:: Your assignment ::
Find and copy each line of the data that includes "ideas".

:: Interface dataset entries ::
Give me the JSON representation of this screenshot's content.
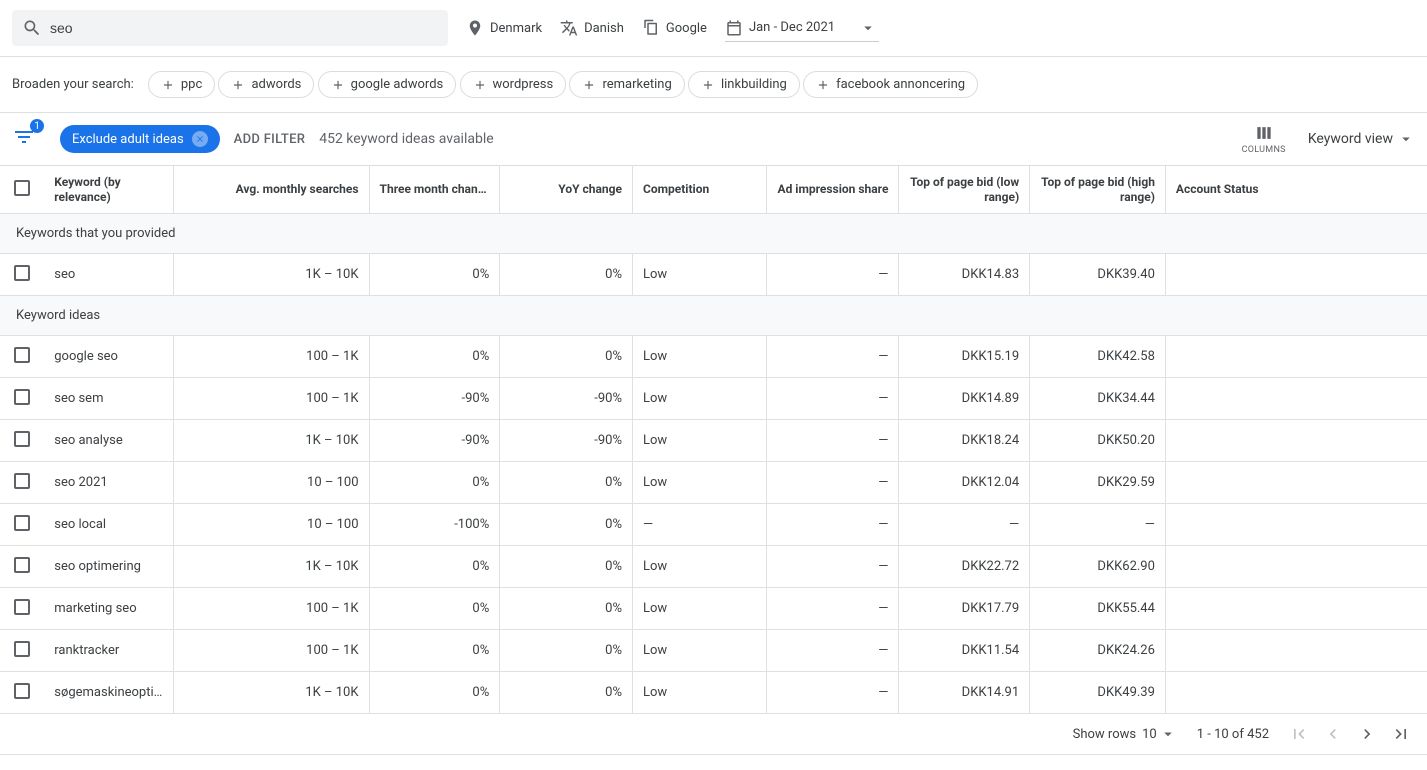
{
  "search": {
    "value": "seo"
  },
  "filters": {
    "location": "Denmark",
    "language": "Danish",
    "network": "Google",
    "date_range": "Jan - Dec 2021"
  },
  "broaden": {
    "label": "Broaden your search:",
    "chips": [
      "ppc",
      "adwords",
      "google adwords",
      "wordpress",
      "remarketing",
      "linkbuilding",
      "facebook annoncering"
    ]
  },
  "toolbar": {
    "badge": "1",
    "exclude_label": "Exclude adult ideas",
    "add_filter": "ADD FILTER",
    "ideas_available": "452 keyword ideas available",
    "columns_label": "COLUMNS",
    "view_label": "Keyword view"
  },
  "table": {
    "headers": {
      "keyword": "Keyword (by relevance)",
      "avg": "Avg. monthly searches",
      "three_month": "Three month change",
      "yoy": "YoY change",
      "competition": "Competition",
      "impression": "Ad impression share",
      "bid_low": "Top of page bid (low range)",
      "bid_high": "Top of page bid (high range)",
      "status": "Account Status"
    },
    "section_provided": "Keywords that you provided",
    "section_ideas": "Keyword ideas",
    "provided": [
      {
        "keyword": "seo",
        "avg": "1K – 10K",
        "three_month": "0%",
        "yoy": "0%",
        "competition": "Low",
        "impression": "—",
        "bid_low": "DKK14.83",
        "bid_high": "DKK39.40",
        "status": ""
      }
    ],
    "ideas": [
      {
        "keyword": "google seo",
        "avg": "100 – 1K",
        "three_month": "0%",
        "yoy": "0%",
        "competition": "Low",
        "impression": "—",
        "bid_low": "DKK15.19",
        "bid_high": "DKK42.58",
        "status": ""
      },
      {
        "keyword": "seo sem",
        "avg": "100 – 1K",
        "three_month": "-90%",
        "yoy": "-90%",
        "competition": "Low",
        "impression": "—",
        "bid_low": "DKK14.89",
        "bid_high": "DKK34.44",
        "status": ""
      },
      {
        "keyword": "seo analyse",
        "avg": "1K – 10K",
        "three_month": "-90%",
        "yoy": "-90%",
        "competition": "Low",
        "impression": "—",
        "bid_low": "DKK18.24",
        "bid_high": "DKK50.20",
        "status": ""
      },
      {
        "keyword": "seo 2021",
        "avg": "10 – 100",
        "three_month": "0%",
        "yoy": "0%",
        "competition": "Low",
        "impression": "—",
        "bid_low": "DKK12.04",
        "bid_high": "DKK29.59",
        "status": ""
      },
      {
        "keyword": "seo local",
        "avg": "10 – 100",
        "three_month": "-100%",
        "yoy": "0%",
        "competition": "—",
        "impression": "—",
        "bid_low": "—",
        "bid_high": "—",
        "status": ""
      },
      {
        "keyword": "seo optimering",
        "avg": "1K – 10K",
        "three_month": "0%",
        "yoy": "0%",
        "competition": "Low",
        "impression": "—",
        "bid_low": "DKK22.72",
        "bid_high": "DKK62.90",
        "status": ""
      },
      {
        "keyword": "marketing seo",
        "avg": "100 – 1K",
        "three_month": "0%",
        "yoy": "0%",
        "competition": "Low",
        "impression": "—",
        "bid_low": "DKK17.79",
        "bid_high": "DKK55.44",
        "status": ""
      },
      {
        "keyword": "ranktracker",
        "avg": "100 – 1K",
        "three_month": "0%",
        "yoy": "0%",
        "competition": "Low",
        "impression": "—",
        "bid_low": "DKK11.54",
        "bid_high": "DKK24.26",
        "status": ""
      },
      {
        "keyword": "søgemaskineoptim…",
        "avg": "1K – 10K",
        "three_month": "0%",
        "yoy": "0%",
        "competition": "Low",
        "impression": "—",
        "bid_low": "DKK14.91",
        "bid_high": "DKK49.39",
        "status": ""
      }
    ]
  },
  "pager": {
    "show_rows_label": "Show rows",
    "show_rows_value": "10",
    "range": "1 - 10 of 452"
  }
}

:: Task solution ::
    "exclude_label": "Exclude adult ideas",
    "ideas_available": "452 keyword ideas available",
    "section_ideas": "Keyword ideas",
    "ideas": [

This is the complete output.